Instagram has sent a notification to some of its users that their password might have been exposed caused by a security bug, according to the Information acquired from Engadget. A representative of the company states that the issue was “exposed internally and had an effect on a minimal number of people.”
In this instance, the bug was linked to a feature that the company rolled out in
April intending to allow users download all of their data; this feature was initially implemented after European lawmakers released its General Data Protection Regulation (GDPR).
Instagram says that the users, by whom that feature was used, had their passwords integrated into a URL in their internet browsers, and that the passwords were hoarded on Facebook’s servers, Instagram’s blood relation company. A security investigator told The Information that this would only be possible if Instagram keeps its passwords in plain text, which is supposed to be a more significant and concerning security issue for the company. Therefore, An Instagram spokesperson disputed this, saying that the company tends to hash and salt its stored passwords.
Instagram states that it has since resolved the bug and improved the feature so that no passwords would ever be able to get leaked. Also, users were told that they should change their passwords, as a preventative measure. In a statement to The Verge, spokesperson of Instagram has said that “when someone submits their login information for using the Instagram ‘Download Your Data’ tool, they were able to notice their password information in page URL quickly. However, this information was not uncovered among anyone else, and we have made some amendments, so this would never happen.”

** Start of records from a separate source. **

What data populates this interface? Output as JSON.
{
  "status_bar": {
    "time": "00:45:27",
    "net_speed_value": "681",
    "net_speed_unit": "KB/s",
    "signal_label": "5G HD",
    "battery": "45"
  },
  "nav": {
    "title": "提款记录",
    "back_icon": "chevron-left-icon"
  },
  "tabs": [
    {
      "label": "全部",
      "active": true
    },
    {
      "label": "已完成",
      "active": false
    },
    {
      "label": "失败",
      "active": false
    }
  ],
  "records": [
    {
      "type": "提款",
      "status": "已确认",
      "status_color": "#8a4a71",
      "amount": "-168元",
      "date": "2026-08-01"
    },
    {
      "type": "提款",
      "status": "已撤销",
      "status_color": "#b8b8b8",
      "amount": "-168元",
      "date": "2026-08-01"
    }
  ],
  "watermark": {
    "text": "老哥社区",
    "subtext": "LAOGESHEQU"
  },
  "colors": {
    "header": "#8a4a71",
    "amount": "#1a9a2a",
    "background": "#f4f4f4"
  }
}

Apart from this, the company recently included a feature that enabled users to track the duration of time they’re spending on the platform. Also, the feature helps users setting a daily reminder of their time limit that they spend for themselves on the platform to be aware of doing using social networking in a good manner.
James Thomas is a Microsoft Office expert and has been working in the technical industry since 2002. As a technical expert, James has written technical blogs, manuals, white papers, and reviews for many websites such as office.com/setup.